Tuesday, October 9, 2007

Captain Fantastic and the Brown Dirt Cowboy

In 1975, an entire album devoted to the early days of a songwriting team was, if not unprecedented, was at least a novel idea- and it was incumbent upon the pair to craft an opening tune which not only set the stage for what was to follow, but to grab the listener's attention and show that they weren't screwing around. What they came up with was certainly one of the most ambitious tunes in the Elton repertoire, and arguably one of the most exciting.

Unsurprisingly, the narrative of the song is split into a stanza for each principal, which at first points out their differences:

City-boy Elton:
Captain Fantastic raised and regimented, hardly a hero
Just someone his mother might know
Very clearly a case for corn flakes and classics
"Two teas both with sugar please"
In the back of an alley

Rural-kid Bernie:
While little Dirt Cowboys turned brown in their saddles
Sweet chocolate biscuits and red rosy apples in summer
For it's hay make and "Hey mom, do the papers say anything good.
Are there chances in life for little Dirt Cowboys
Should I make my way out of my home in the woods"

These verses are set in a gentle, loping, folky style with hi-hat, mandolins and acoustic guitars tinkling away in the background. The tempo picks up slightly with the next lines, as congas start in and the song describes the pair growing up and realize how they want to try to live their lives.

Then, abruptly, with this line:

For cheap easy meals and hardly a home on the range

the guitars become harsh, the tempo accelerates, the band crashes in full-bore and absolutely soars, spurred on by Ray Cooper's whirring percussion effects in the chorus. It's an absolutely thrilling moment, perhaps intended to simulate the heady rush of realizing that one can make a living playing music for people, and having people reciprocate, and remains for me one of the most exciting moments on any Elton album.

Then, after the thunder dies down, it's back to the more relaxed tempo of the introduction- the beat hasn't gone away but it's more subdued, and the lyric content more reflective. Finally, the chorus returns, and the mood seems to be defiant and confident, learning from the past and looking ahead to the future.

I don't see how they could have opened any album, let alone this one, any better and this stacks up as one of the best arrangements of Elton's career, with his classic band at the height of their powers.

Unfortunately, this track arguably sets a high point that the rest of the Fantastic album fails to match. And decades later, Elton and Bernie went to the retrospective bank once more on 2006's Captain and the Kid (which I purchased recently), to diminishing returns.

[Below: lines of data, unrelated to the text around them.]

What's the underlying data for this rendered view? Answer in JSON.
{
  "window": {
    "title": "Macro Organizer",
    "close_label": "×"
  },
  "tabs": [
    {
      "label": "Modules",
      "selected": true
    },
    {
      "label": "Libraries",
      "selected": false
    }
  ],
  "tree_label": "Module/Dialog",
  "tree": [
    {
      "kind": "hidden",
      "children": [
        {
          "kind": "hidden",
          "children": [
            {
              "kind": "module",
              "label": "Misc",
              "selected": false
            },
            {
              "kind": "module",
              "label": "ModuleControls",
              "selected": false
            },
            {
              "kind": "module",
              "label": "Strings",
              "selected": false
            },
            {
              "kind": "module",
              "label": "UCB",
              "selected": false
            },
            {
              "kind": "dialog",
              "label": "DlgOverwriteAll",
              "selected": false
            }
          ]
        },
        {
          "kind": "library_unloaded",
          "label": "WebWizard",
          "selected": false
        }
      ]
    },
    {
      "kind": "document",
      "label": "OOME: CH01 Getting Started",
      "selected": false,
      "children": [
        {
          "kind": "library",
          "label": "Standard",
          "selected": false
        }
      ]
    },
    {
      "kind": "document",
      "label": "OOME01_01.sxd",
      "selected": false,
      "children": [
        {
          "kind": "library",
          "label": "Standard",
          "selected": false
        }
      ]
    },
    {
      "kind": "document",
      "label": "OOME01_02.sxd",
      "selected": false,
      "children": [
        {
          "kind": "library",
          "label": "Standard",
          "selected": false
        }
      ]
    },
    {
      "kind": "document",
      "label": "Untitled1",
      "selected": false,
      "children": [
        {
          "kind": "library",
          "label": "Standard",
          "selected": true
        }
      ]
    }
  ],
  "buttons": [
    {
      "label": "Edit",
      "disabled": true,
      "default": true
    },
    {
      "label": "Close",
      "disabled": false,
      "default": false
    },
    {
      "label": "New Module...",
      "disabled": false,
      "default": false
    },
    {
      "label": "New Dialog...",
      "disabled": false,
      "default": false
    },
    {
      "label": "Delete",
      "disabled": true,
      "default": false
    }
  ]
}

brendan said...

This was the last of the "vintage" Elton John albums that really interested me, and it has plenty of high points, though you're probably right that the record's running order peaked early with this track.

More worryingly, I used to pick up my uncle's mandolin and play along with the opening of this when it came out. Years later, I'm still playing the *#&$£ thing...

Roger Owen Green said...

I bought this album just two days ago. Listening to the title song RIGHT NOW>

Johnny Bacardi said...

I had it in my truck the other day, listening to "Curtains" so I could write about it eventually.

Small world!